Objective: Young adult substance use is linked with the risk of substance use disorders (SUDs) later in adulthood. Marriage may be part of this pathway because of both selection effects (early substance use reducing marriage) and socialization effects (marriage reducing later substance use and disorder). We examine whether marital status mediates the association between young adult substance use and subsequent SUDs, using causal mediation methods to strengthen inferences. Method: Using panel data from high school seniors in 1990–1998, we examined whether the effects of two exposures (level of alcohol/marijuana use at age 19/20) on the outcomes (alcohol use disorder [AUD]/ marijuana use disorder [MUD], nondisordered use, or abstinence at age 35) were mediated by marital status at age 29/30. Propensity score weights adjusted for potential confounding regarding both the exposures and the mediator. Results: Moderate and heavy alcohol/marijuana use at age 19/20 were associated with higher odds of AUD/MUD and lower odds of abstinence, each relative to nondisordered use, at age 35. The association between heavy alcohol use at age 19/20 and subsequent AUD was partially mediated by being unmarried at age 29/30; the associations between moderate and heavy marijuana use at age 19/20 and subsequent marijuana abstinence were partially mediated by being unmarried at age 29/30. Conclusions: Both selection and socialization effects related to marriage explain the perpetuation of substance use behaviors across adulthood. Selection effects on marriage seem to occur at different thresholds for young adult alcohol and marijuana use.

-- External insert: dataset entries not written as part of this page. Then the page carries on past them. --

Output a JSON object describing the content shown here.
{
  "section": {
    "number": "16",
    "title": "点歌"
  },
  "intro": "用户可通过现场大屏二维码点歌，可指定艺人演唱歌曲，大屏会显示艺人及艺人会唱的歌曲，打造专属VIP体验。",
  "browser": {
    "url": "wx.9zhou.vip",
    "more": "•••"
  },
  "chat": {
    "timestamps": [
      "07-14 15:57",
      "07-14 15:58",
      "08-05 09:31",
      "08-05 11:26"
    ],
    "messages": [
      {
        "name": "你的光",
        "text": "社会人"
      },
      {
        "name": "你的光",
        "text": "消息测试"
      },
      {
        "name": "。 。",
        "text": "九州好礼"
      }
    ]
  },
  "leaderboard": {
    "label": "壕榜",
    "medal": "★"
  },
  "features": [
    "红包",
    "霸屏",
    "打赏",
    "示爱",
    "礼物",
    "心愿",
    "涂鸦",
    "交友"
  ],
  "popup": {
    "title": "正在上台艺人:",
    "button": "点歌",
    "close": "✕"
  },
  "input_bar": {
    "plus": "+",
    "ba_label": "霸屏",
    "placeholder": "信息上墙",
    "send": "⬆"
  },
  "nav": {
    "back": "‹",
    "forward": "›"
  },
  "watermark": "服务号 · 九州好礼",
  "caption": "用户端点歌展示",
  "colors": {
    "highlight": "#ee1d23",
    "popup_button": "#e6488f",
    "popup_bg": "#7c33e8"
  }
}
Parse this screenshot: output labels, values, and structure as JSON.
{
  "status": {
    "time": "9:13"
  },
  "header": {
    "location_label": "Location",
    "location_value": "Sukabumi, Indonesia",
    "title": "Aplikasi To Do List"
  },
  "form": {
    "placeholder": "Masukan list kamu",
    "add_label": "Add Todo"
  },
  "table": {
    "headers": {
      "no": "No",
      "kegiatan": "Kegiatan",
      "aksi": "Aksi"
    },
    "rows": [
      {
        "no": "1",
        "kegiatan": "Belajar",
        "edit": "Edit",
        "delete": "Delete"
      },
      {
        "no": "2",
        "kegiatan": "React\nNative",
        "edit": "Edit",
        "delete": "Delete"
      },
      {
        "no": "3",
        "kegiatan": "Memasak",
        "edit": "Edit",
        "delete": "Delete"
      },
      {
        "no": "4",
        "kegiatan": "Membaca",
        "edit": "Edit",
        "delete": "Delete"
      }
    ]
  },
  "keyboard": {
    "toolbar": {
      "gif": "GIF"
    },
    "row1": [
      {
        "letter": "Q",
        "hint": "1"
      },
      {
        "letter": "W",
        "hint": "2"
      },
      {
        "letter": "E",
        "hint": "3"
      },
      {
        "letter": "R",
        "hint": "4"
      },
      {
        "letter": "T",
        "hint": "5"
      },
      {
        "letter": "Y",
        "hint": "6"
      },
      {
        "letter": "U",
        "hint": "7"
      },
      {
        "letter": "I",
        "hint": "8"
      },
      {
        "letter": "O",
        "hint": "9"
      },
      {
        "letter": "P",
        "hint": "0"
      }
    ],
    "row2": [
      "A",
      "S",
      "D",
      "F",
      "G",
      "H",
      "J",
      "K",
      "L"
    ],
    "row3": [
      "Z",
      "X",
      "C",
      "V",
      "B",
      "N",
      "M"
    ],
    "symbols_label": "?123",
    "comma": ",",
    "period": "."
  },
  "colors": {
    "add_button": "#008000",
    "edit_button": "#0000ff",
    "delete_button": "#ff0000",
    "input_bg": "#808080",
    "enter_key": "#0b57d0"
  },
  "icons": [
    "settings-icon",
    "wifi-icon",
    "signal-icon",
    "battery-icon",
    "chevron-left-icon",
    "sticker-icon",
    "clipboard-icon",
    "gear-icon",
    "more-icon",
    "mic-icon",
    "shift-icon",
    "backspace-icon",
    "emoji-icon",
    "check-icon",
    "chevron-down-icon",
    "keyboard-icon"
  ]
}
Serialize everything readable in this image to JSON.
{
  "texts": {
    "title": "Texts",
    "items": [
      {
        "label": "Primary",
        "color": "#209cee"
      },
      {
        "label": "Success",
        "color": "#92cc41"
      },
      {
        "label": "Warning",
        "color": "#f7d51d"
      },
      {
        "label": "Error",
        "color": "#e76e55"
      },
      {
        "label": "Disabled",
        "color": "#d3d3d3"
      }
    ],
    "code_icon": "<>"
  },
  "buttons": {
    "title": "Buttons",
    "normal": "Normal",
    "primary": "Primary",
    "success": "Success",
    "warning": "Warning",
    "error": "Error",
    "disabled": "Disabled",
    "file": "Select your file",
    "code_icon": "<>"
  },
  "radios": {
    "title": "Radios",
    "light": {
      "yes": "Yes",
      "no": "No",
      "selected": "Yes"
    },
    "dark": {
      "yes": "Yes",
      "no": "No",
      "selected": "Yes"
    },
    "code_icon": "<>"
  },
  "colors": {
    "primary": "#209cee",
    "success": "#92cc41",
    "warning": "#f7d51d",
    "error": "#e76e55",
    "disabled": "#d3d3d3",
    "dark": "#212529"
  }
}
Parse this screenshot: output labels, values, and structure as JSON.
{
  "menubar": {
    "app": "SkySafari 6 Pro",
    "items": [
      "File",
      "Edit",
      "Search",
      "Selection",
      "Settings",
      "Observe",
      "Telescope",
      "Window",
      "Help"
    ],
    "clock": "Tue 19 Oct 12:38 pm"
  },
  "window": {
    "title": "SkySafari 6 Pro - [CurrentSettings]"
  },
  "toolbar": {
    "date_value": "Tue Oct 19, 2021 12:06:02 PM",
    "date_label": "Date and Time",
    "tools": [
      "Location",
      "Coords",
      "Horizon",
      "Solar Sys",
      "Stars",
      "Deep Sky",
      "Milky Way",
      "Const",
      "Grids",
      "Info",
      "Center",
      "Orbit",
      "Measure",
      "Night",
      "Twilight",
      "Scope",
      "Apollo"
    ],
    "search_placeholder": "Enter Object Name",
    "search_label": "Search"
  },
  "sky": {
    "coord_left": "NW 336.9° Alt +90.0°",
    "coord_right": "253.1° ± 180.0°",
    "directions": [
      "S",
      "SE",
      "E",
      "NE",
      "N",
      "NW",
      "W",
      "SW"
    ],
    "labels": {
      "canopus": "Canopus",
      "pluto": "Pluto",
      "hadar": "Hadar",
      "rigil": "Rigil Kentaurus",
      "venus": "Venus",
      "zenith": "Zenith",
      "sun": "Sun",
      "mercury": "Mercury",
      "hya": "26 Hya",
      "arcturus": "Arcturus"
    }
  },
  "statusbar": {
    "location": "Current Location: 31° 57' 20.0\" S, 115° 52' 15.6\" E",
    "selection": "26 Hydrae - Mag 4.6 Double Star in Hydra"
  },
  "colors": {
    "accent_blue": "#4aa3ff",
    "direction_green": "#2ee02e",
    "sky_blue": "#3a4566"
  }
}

Bibliographical noteFunding Information:
The analyses and manuscript preparation were funded by National Institute on Drug Abuse Grant R01 DA037902 and National Institute on Alcohol Abuse and Alcoholism Grant R01 AA023504 to Megan E. Patrick. Data collection and manuscript preparation were funded by National Institute on Drug Abuse Grants R01 DA001411 and R01 DA016575. The content here is solely the responsibility of the authors and does not necessarily represent the official views of the sponsors. The authors declare no conflicts of interest. *Correspondence may be sent to Bohyun Joy Jang at the Institute for Social Research, University of Michigan, 426 Thompson St., Ann Arbor, MI 48104, or via email at: email@example.com.